Within the entries that follow, show each line where the word "JSON" occurs.
::::::
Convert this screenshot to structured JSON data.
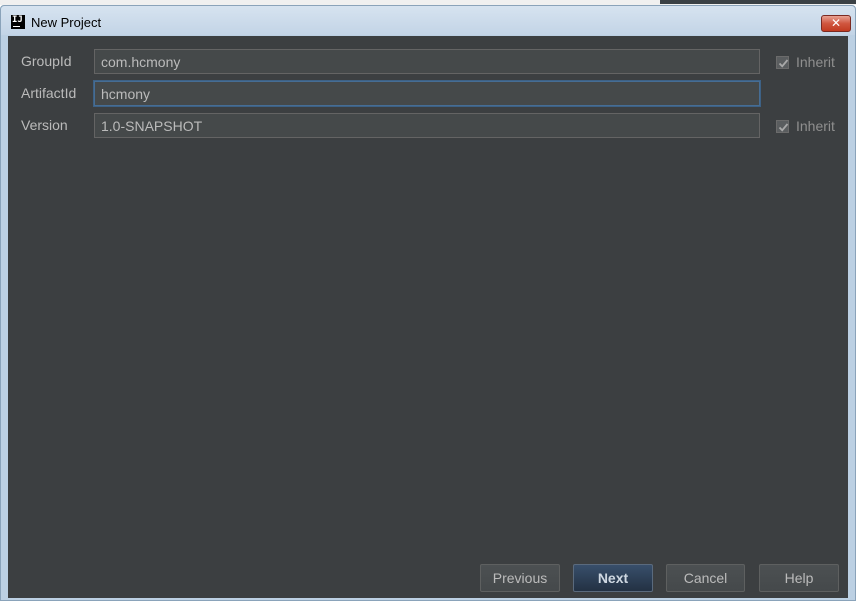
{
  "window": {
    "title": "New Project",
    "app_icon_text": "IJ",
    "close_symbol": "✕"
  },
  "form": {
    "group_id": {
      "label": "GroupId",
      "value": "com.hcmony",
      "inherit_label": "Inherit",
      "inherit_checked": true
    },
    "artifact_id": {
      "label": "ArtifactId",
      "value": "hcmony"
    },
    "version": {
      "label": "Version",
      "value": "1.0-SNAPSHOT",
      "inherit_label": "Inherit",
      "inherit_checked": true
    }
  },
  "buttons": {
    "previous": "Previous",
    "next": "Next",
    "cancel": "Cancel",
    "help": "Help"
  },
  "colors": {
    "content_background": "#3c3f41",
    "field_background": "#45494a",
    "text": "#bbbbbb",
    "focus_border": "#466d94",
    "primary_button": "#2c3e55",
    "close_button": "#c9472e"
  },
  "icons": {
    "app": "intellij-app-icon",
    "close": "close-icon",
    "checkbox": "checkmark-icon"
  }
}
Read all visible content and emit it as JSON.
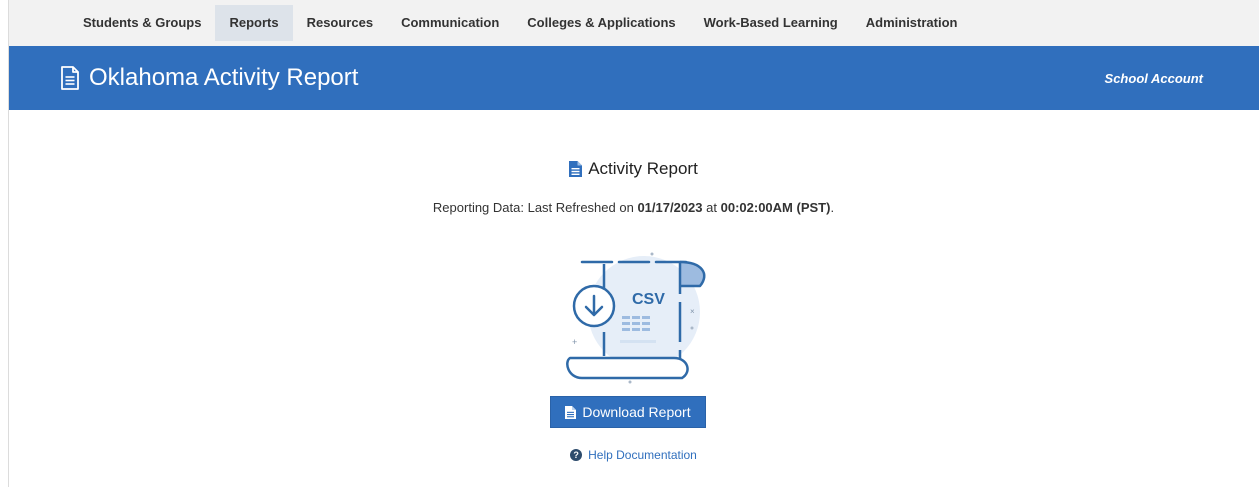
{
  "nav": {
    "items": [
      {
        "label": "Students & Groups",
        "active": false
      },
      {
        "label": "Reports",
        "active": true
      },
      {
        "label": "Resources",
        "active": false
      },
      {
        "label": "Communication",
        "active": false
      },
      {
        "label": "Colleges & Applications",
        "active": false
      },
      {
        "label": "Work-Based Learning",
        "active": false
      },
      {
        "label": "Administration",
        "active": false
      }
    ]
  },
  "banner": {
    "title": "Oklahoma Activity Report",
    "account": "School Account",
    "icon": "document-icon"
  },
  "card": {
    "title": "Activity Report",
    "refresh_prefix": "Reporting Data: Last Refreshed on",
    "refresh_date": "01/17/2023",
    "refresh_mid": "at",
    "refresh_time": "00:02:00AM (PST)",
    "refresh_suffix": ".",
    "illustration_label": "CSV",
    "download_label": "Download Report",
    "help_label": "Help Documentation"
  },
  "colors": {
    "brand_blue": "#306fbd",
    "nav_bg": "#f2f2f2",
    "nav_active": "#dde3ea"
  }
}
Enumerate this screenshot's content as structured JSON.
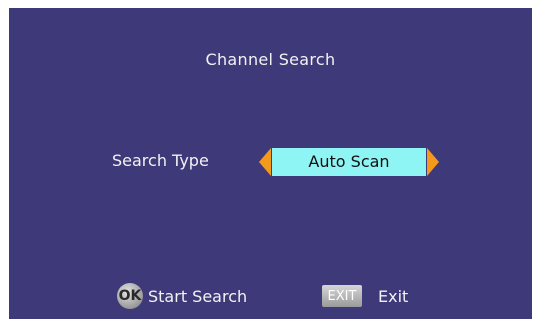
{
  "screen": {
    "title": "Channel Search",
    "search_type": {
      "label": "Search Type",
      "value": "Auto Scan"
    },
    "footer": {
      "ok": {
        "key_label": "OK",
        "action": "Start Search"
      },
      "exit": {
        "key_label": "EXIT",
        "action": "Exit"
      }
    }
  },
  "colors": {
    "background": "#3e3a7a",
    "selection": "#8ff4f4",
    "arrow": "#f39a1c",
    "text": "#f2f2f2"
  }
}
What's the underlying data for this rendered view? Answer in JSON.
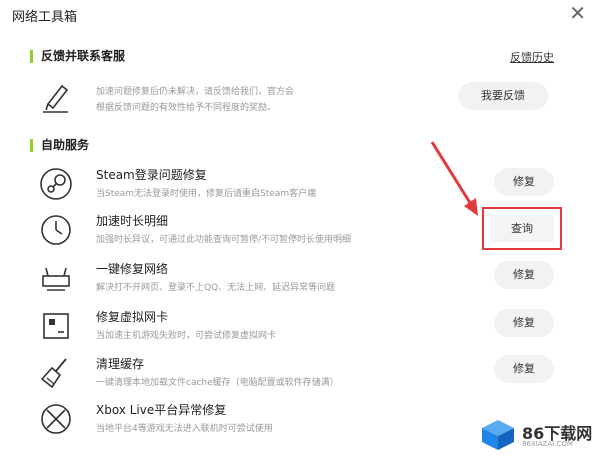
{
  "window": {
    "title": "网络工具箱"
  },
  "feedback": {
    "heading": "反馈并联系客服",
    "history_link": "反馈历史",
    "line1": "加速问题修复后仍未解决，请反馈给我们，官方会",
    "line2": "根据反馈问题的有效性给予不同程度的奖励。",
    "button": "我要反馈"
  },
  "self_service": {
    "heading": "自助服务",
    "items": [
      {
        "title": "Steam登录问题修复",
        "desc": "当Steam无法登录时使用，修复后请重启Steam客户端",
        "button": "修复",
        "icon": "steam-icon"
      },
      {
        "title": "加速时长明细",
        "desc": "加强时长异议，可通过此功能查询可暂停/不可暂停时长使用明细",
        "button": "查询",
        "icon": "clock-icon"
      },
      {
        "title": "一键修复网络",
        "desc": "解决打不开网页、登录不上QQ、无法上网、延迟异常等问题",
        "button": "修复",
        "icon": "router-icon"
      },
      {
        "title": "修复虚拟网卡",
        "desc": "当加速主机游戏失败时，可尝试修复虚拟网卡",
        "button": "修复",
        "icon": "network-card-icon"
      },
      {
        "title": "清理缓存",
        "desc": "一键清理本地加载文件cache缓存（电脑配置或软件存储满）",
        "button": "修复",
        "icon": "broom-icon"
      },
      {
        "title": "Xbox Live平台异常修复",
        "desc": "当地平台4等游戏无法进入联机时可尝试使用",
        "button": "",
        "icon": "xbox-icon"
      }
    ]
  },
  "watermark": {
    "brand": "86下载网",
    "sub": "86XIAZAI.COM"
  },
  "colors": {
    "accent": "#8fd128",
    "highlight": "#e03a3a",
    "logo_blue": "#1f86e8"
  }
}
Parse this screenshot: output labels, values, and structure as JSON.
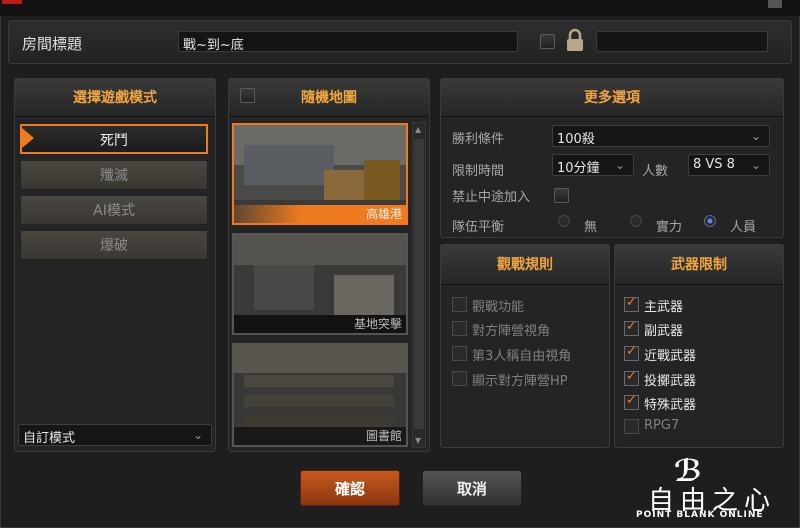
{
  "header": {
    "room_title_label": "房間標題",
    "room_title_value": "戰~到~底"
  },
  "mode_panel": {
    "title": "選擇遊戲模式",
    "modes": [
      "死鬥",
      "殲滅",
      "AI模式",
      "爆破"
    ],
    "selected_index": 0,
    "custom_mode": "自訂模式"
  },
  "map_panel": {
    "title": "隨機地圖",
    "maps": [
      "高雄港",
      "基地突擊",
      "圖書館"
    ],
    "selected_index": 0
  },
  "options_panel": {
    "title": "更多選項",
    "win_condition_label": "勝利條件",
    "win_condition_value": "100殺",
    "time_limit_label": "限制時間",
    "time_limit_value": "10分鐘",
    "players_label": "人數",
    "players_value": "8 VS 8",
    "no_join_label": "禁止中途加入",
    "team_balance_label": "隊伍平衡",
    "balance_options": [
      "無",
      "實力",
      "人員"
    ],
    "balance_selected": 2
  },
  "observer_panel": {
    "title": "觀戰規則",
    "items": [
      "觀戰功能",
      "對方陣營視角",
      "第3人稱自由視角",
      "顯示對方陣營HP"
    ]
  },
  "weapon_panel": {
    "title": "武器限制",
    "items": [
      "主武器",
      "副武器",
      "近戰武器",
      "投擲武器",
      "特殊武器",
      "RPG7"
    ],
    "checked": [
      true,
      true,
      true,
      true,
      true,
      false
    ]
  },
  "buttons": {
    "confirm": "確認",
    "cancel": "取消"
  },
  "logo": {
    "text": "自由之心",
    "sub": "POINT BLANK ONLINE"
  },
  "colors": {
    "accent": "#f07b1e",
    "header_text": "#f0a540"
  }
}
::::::
→ **Response to the task**
Convert this screenshot to structured JSON data.
Read all visible content and emit it as JSON.
Enumerate this screenshot's content as structured JSON.
What's the underlying data for this rendered view? Answer in JSON.
Parse this screenshot: output labels, values, and structure as JSON.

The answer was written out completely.